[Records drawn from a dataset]
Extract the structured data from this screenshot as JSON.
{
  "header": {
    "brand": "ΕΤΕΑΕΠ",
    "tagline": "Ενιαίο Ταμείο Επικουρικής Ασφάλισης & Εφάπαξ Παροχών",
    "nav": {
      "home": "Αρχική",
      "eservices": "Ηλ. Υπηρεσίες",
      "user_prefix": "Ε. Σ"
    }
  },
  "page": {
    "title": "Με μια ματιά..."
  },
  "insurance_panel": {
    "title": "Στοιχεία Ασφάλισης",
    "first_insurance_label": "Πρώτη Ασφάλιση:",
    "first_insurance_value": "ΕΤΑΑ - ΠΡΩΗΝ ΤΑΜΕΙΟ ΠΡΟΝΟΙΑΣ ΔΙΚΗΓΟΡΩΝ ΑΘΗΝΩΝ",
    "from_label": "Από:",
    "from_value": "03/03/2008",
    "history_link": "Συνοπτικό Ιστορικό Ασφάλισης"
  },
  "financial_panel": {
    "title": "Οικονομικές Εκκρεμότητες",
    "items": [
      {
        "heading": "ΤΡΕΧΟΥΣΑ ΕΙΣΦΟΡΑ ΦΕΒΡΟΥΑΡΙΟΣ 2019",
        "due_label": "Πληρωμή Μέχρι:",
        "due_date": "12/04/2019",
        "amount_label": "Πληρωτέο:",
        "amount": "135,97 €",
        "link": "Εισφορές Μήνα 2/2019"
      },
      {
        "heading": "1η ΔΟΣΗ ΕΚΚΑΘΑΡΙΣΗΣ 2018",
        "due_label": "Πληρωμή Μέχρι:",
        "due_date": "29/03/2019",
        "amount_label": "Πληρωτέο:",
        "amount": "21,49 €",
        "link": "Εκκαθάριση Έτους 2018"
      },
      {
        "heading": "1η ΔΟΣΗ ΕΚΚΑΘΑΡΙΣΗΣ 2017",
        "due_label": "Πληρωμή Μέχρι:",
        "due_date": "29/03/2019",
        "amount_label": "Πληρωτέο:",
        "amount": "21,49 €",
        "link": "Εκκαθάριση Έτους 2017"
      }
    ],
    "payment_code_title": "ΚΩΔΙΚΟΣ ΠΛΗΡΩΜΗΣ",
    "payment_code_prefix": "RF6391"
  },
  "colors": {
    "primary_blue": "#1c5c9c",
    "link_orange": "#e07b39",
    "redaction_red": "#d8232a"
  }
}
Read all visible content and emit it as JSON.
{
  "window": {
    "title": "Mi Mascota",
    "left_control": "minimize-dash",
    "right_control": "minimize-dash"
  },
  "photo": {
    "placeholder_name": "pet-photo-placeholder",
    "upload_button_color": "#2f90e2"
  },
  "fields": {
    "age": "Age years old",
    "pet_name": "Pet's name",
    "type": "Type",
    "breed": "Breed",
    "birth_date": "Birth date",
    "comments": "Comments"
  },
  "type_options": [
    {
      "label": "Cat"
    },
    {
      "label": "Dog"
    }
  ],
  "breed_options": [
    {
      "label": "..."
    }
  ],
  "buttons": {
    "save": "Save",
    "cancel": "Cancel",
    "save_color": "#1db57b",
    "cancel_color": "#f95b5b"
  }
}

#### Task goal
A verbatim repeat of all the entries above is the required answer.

#### Result of this task
Extract the structured data from this screenshot as JSON.
{
  "header": {
    "brand": "ΕΤΕΑΕΠ",
    "tagline": "Ενιαίο Ταμείο Επικουρικής Ασφάλισης & Εφάπαξ Παροχών",
    "nav": {
      "home": "Αρχική",
      "eservices": "Ηλ. Υπηρεσίες",
      "user_prefix": "Ε. Σ"
    }
  },
  "page": {
    "title": "Με μια ματιά..."
  },
  "insurance_panel": {
    "title": "Στοιχεία Ασφάλισης",
    "first_insurance_label": "Πρώτη Ασφάλιση:",
    "first_insurance_value": "ΕΤΑΑ - ΠΡΩΗΝ ΤΑΜΕΙΟ ΠΡΟΝΟΙΑΣ ΔΙΚΗΓΟΡΩΝ ΑΘΗΝΩΝ",
    "from_label": "Από:",
    "from_value": "03/03/2008",
    "history_link": "Συνοπτικό Ιστορικό Ασφάλισης"
  },
  "financial_panel": {
    "title": "Οικονομικές Εκκρεμότητες",
    "items": [
      {
        "heading": "ΤΡΕΧΟΥΣΑ ΕΙΣΦΟΡΑ ΦΕΒΡΟΥΑΡΙΟΣ 2019",
        "due_label": "Πληρωμή Μέχρι:",
        "due_date": "12/04/2019",
        "amount_label": "Πληρωτέο:",
        "amount": "135,97 €",
        "link": "Εισφορές Μήνα 2/2019"
      },
      {
        "heading": "1η ΔΟΣΗ ΕΚΚΑΘΑΡΙΣΗΣ 2018",
        "due_label": "Πληρωμή Μέχρι:",
        "due_date": "29/03/2019",
        "amount_label": "Πληρωτέο:",
        "amount": "21,49 €",
        "link": "Εκκαθάριση Έτους 2018"
      },
      {
        "heading": "1η ΔΟΣΗ ΕΚΚΑΘΑΡΙΣΗΣ 2017",
        "due_label": "Πληρωμή Μέχρι:",
        "due_date": "29/03/2019",
        "amount_label": "Πληρωτέο:",
        "amount": "21,49 €",
        "link": "Εκκαθάριση Έτους 2017"
      }
    ],
    "payment_code_title": "ΚΩΔΙΚΟΣ ΠΛΗΡΩΜΗΣ",
    "payment_code_prefix": "RF6391"
  },
  "colors": {
    "primary_blue": "#1c5c9c",
    "link_orange": "#e07b39",
    "redaction_red": "#d8232a"
  }
}
Read all visible content and emit it as JSON.
{
  "window": {
    "title": "Mi Mascota",
    "left_control": "minimize-dash",
    "right_control": "minimize-dash"
  },
  "photo": {
    "placeholder_name": "pet-photo-placeholder",
    "upload_button_color": "#2f90e2"
  },
  "fields": {
    "age": "Age years old",
    "pet_name": "Pet's name",
    "type": "Type",
    "breed": "Breed",
    "birth_date": "Birth date",
    "comments": "Comments"
  },
  "type_options": [
    {
      "label": "Cat"
    },
    {
      "label": "Dog"
    }
  ],
  "breed_options": [
    {
      "label": "..."
    }
  ],
  "buttons": {
    "save": "Save",
    "cancel": "Cancel",
    "save_color": "#1db57b",
    "cancel_color": "#f95b5b"
  }
}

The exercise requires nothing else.